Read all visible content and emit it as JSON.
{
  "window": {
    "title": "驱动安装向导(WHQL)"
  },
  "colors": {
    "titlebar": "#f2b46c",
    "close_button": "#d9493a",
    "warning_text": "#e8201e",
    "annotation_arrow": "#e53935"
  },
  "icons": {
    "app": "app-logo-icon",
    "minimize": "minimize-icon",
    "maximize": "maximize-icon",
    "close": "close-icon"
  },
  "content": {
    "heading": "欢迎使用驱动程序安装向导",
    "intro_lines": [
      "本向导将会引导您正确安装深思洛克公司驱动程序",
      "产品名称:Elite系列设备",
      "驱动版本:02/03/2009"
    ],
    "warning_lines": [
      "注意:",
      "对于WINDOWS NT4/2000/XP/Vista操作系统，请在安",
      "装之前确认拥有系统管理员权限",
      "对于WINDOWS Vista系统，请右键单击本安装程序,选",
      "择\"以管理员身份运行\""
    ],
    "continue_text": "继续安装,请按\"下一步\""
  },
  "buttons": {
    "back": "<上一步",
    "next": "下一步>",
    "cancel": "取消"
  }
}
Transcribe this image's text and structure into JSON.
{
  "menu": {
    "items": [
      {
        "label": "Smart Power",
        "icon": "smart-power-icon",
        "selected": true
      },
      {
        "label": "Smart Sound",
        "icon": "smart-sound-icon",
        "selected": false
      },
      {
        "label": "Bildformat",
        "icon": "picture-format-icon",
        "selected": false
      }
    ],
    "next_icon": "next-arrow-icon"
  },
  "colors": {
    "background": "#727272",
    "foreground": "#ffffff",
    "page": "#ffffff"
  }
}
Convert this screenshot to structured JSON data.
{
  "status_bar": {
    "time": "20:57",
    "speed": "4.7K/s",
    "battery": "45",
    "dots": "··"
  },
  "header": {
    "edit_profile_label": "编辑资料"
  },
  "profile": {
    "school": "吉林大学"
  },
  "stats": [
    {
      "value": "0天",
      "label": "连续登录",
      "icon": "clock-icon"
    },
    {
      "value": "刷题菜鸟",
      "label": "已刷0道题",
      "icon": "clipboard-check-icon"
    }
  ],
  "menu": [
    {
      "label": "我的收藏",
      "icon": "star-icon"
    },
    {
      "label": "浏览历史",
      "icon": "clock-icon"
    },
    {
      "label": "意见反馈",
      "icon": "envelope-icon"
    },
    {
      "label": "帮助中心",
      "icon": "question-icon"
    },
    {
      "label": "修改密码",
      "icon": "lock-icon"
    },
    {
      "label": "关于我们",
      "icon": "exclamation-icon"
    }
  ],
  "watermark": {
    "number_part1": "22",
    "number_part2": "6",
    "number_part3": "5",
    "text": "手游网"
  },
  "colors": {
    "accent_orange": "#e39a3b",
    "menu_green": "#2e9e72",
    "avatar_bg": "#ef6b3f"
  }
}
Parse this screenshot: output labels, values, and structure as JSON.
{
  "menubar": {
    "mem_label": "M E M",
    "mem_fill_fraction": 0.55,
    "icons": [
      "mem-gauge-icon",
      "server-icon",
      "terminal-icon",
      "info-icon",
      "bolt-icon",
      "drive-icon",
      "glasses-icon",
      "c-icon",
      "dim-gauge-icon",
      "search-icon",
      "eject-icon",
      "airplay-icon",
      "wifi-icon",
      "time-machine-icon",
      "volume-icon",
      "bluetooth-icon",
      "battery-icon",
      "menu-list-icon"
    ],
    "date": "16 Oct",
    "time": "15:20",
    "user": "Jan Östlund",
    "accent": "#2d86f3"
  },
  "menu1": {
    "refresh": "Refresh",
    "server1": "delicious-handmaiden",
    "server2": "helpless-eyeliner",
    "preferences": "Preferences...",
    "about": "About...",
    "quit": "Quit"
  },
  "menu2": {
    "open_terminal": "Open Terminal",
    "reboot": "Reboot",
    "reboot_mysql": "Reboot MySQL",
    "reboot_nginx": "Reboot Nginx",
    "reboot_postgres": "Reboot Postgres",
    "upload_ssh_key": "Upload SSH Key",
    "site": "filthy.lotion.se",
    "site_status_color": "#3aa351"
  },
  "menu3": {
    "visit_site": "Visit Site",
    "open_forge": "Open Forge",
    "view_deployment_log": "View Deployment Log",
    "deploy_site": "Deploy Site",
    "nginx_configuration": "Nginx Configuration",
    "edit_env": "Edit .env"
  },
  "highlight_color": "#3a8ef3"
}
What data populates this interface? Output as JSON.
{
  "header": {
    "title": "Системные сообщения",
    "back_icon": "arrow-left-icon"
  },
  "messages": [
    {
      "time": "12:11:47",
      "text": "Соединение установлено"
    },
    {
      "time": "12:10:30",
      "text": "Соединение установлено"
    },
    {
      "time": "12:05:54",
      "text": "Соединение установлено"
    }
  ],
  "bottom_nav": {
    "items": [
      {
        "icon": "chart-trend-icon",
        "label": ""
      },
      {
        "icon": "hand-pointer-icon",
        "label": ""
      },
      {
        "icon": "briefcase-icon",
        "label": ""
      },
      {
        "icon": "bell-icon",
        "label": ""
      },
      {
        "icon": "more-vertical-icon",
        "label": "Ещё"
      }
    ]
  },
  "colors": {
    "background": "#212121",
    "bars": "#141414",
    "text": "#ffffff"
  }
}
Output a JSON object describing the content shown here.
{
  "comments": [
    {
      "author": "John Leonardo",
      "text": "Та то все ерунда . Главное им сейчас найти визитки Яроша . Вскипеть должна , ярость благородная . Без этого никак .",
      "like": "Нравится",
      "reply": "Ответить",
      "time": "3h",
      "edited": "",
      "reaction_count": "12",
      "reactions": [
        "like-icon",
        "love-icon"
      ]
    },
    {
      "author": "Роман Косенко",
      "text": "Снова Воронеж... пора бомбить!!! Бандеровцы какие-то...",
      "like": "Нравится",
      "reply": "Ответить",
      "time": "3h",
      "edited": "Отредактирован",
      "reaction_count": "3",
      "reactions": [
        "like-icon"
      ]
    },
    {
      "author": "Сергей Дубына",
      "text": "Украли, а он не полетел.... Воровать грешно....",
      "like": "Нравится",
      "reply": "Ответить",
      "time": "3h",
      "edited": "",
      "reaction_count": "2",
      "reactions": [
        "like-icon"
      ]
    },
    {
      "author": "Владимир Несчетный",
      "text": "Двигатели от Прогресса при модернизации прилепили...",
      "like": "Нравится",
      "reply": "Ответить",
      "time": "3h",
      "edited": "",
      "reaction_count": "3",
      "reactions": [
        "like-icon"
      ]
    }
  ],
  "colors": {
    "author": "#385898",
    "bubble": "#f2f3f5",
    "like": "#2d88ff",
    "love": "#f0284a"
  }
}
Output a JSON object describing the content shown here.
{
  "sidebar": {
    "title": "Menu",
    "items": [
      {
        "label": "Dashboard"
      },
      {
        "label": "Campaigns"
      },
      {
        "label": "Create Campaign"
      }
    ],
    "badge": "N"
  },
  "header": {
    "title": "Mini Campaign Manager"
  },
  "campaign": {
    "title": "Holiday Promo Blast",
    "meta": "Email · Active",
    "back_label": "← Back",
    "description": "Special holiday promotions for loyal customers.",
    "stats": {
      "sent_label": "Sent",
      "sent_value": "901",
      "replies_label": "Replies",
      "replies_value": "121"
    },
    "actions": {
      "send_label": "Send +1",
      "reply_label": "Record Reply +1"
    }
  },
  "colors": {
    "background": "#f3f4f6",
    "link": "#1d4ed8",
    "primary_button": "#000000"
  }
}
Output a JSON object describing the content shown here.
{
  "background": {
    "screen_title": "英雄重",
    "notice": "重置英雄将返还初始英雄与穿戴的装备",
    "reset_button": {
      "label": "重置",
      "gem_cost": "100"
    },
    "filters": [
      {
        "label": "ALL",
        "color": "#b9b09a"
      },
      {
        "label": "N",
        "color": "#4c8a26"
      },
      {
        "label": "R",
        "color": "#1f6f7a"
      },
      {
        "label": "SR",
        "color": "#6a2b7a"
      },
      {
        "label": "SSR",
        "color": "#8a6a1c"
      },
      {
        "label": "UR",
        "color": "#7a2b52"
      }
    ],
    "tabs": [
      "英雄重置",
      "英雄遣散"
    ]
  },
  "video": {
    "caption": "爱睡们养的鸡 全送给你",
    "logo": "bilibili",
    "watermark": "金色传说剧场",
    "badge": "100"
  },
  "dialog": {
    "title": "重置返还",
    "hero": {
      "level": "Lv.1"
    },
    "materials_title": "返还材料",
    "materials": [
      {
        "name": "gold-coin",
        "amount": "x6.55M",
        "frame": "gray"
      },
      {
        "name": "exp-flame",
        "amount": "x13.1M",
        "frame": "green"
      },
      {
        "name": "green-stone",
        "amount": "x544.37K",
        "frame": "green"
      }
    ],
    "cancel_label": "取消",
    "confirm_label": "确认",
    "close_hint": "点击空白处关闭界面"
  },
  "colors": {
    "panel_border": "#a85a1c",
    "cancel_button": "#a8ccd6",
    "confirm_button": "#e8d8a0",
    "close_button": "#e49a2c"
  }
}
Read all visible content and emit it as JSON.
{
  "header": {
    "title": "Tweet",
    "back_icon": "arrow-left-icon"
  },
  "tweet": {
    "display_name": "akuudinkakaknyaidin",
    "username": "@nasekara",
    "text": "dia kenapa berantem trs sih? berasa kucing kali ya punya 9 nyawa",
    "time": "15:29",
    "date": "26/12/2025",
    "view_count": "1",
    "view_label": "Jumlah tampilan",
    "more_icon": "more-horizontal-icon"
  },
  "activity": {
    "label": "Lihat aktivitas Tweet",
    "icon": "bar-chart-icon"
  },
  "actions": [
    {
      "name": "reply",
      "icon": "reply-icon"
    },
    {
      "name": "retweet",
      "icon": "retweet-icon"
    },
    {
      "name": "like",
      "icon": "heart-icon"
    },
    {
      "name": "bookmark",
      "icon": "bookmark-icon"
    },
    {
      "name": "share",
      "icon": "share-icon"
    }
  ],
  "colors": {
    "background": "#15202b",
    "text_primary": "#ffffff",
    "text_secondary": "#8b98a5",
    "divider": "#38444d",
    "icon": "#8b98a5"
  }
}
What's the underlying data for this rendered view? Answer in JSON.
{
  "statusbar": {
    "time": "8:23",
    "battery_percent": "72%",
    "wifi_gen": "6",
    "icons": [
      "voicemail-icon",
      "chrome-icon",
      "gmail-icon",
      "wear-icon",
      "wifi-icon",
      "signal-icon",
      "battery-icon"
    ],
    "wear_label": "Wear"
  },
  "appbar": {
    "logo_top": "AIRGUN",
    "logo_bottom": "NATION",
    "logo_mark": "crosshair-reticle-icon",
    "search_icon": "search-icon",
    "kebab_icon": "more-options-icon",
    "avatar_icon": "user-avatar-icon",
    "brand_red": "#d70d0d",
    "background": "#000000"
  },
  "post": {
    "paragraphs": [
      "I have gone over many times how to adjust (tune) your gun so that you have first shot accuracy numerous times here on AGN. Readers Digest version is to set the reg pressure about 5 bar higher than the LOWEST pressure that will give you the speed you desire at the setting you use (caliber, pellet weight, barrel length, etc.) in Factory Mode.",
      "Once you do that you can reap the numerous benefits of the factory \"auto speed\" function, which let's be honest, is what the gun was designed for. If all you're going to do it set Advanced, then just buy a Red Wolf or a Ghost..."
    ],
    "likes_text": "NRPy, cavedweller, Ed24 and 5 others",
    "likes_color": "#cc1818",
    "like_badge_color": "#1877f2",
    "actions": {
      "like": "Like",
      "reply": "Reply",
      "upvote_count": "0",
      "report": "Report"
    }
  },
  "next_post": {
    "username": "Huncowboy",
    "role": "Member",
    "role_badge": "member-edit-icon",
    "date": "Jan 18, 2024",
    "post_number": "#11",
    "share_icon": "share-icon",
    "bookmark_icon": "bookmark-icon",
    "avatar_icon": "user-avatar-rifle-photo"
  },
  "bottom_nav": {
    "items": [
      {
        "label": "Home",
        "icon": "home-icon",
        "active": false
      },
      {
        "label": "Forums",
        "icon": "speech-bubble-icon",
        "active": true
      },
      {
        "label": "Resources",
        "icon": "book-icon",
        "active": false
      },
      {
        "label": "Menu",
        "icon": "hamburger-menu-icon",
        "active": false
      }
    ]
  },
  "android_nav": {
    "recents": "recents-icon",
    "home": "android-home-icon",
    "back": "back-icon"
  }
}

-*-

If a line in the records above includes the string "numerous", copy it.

      "I have gone over many times how to adjust (tune) your gun so that you have first shot accuracy numerous times here on AGN. Readers Digest version is to set the reg pressure about 5 bar higher than the LOWEST pressure that will give you the speed you desire at the setting you use (caliber, pellet weight, barrel length, etc.) in Factory Mode.",
      "Once you do that you can reap the numerous benefits of the factory \"auto speed\" function, which let's be honest, is what the gun was designed for. If all you're going to do it set Advanced, then just buy a Red Wolf or a Ghost..."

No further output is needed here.